May 14, 2020 - Firsts
Well. What an interesting Mother's Day we had. I can't recall the last time there was snow on Mother's Day, although just because I can't recall it doesn't mean that it hasn't happened before. What I believe may not have happened before is that there was snow combined with a pollen alert. These past few months have certainly been a time for firsts. First time doing curbside delivery from the library; first time closing the library for a pandemic; first time delivering programs virtually; and first time heading into a Summer Reading Program that looks like it will have a large (if not total) virtual component.
Previously in this column, I had mentioned some titles that might help one think about sheltering at home during this covid-19 time. My hold came up this past weekend on Albert Camus's The Plague. It is about the city of Oran being in an extended lock down. because of the bubonic plague Perhaps not the happiest of books to be reading, but it does give one some perspective. Camus's description of the inhabitants's response to the increasing death toll and rising restrictions on personal life resonates in our time. The outbreak of the plague in the book lasted for months and months. This took place in the 1940s and it's interesting that people keep meeting in groups, that cafes stayed open, and social distancing was unheard of at that time. The book ends on an optimistic note. Here are two quotes: "So all a man could win in the conflict between plague and life was knowledge and memories." and "What we learn in time of pestilence is that there are more things to admire in men than to despise." I'll leave you with that and encourage you to read the book if you get the chance or can find it in a stack of your old college books
Below are some new books -- not necessarily Nobel Prize literature caliber--. Enjoy!
Galileo: And the Science Deniers by Mario Livio. The leading astrophysicist and best-selling author of Brilliant Blunders presents a fresh interpretation of the life of the "father of modern physics" that offers new insights into Galileo's discoveries and the challenges he faced from religious opponents.

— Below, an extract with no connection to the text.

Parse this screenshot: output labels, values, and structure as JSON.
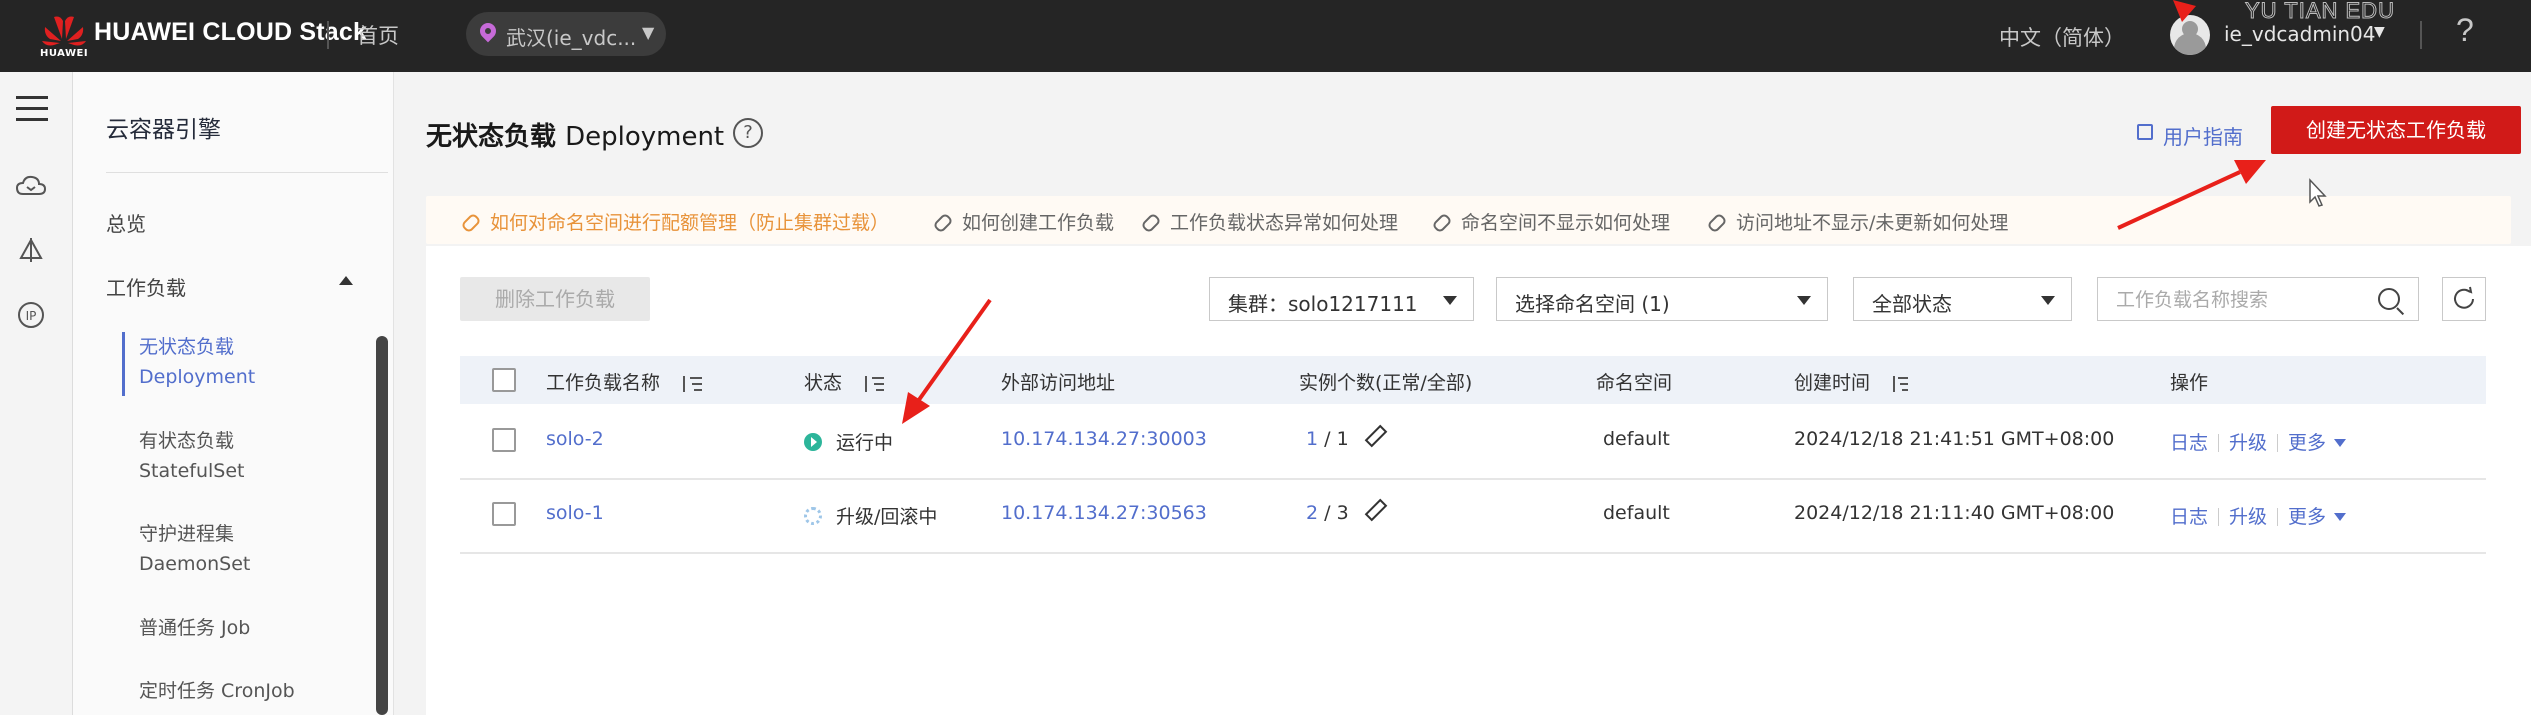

Officer Clemmons: A Memoir by Francois Clemmons. An intimate debut memoir by the Grammy Award-winning artist who famously played "Officer Clemmons" on Mister Rogers' Neighborhood traces his Oberlin College music studies, his embrace of his sexual orientation and his life-changing chance encounter with Fred Rogers.
Whatever It Took: An American Paratrooper’s Extraordinary Memoir of Escape, Survival, and Heroism in the Last Days of World War II by Henry Langreher & Jim DeFelice. Published to mark the 75th anniversary of VE Day, a never-before-told first-person account of World War II tells the true story of an American paratrooper who survived D-Day, was captured and imprisoned in a Nazi work camp and made a daring escape to freedom.
What Makes a Marriage Last : 42 Celebrated Couples Share the Secrets to a Happy Life Together by Marlo Thomas & Phil Donahue. The Presidential Medal of Freedom-winning actress and activist and the Emmy Award-winning Donahue host share intimate, engaging conversations with celebrity couples, from Sting and Trudy Styler to Billy and Janice Crystal, that illuminate the secrets of a healthy marriage.
24: Life Stories and Lessons From the Say Hey Kid by Willie Mays & John Shea. A man widely regarded as one the greatest all-around players in baseball history reflects on his lifetime of experience meeting challenges with positivity, integrity and triumph.
The Last Blue by Isla Morley. A narrative inspired by the fascinating real case of “the Blue People of Kentucky" probes questions of identity, love and family
Big Summer by Jennifer Weiner. A woman confronts the dynamics of friendship and forgiveness while visiting Cape Cod to attend an old friend's increasingly disastrous wedding. By the best-selling author of Good in Bed and Mrs. Everything.
Someone Like You (Baxter Family) by Karen Kingsbury. Shattered by the discovery that she is not the biological daughter of her parents, Maddie abruptly ends an engagement and moves away before connecting with the grieving friend of a sister and family she never knew existed.
Katheryn Howard, the Scandalous Queen No. 5 (Six Tudor Queens) by Alison Weir. A latest series entry traces the story of the tragic fifth wife of Henry VIII, Katheryn Howard, a teenage beauty who succumbs to the courtship of the ailing king and tries to bear him a son while hiding a dangerous secret.
A Good Marriage by Kimberly McCreight. Begged for help by an old friend, an overworked lawyer investigates a suspicious death in a Brooklyn brownstone before she is confronted by a close-knit circle of parents who would protect an exclusive school.
The Goodbye Man, No.2 (Colter Shaw) by Jeffery Deaver. A sequel to The Never Game finds Colter Shaw investigating a mysterious organization in Washington State that is either a therapeutic healing colony or a dangerous cult under the sway of a charismatic leader.